What We Can Learn from Swastikas in South Asia
When he was living in Burma, graphic novelist Guy Delisle noticed quite a few swastikas. Indeed, much of South Asia is full of swastikas. It’s not because they’re Nazi sympathizers. The swastika was a south Asian symbol until the Nazis ripped them off.
Now imagine you’re visiting South Asia and see a group of natives strolling around in swastikas. How should you react – and what should you do? There are two main routes.
Route #1: After a swift negative visceral reaction, you remind yourself that they’re not Nazis and mean no offense. So you calm down and keep your complaints to yourself. Eventually, you hedonically adapt: swastikas stop bothering you, and the swastika-wearers live in happy ignorance of your initial offense.
Which is the better route? It’s partly a numbers game.Route #2: You allow your swift negative visceral reaction to blossom into seething resentment. Even if they’re not Nazis, they’re negligently hurting your feelings. With anger as your muse, you shame the swastika-wearers: “Do you people have any idea how offensive that is?!” In all likelihood, they’ll be taken aback. After all, you’re just a stranger freaking out over a symbol they enjoy wearing. Maybe they’ll go out of their way to defy you. But even if you successfully shame them into burning all their swastikas, you had to badly upset a bunch of people who meant you no harm in order to get your way.
Which is the better route? It’s partly a numbers game. If there are a million Holocaust survivors and one oblivious swastika-wearing south Asian, expressing a little anger goes a long way. The complainer feels extra anger and the target feels extra shame, but 999,999 people have a more pleasant day.
If the numbers are more evenly matched, however, Route #1 is clearly superior. Why? Because it is a less circuitous, more reliable route to social harmony. In Route #1, people who take offense quietly calm themselves. In Route #2, people who take offense give into anger, which inspires conflict with the accused, who in turn feel some combination of sad and angry. If the sadness dominates, they probably stop; if the anger prevails, they probably escalate.
There’s Offensive, and There’s Evil
I’m not saying this to favor any prominent political faction. Couldn’t you say the same about murder? Absolutely not. Murder is intrinsically bad. Swastika-wearing, in contrast, is only bad because it’s currently a symbol of intrinsically bad things (like murder). We can easily imagine a world where the swastika is a symbol of maternal love. But we can’t imagine a world where murder is good.

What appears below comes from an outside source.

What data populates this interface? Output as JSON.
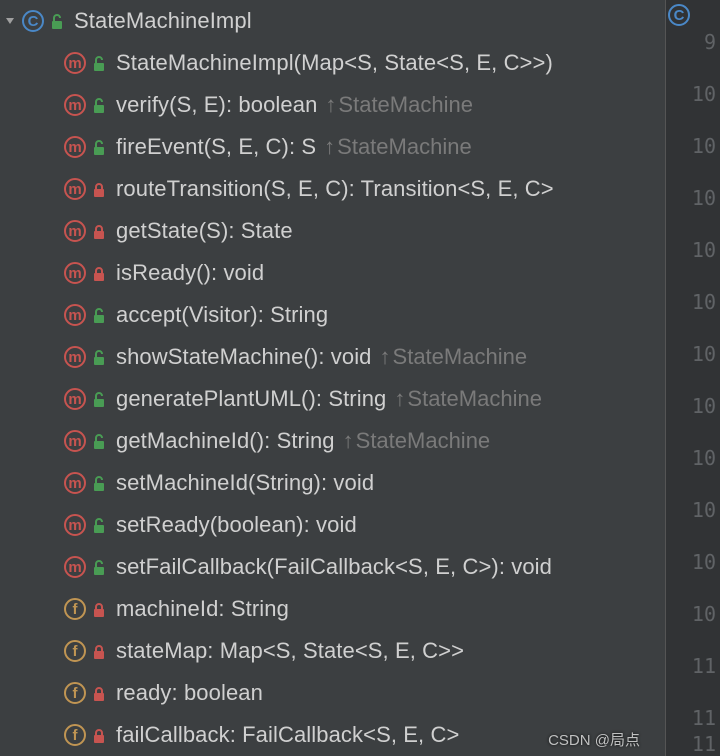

So what? Especially on social media, I often encounter people who decry novel offensive symbols and promote Route #2 as the appropriate response. I hereby urge them to reconsider. Yes, we have a few symbols closely identified with heinous evils: swastikas, klan outfits, blackface, the hammer-and-sickle. Since almost everyone in our culture who brandishes these symbols intends to insult innocent people, flipping out at those who so brandish has little collateral damage. But if a symbol is not yet closely identified with heinous evil, we should strive to not only leave well enough alone but deescalate. Indeed, in the best of all possible symbolic worlds, fans of heinous evils would have no well-understood symbols to concisely express themselves. They’d have to spell it all out in longhand.
As usual, I’m not saying this to favor any prominent political faction. If you want to “raise awareness” about offensive Halloween costumes, you should stop. The same goes if you want to rally fellow patriots against football players who take the knee during the national anthem. If a symbol is ambiguous – as it almost always is – fomenting anger is just childish. But the other side won’t extend you the same courtesy? Take comfort in the fact that anger is its own punishment – and be the change you want to see in the world.
Reprinted from the Library of Economics and Liberty
Bryan Caplan is a professor of economics at George Mason University, research fellow at the Mercatus Center, adjunct scholar at the Cato Institute, and blogger for EconLog. He is a member of the FEE Faculty Network.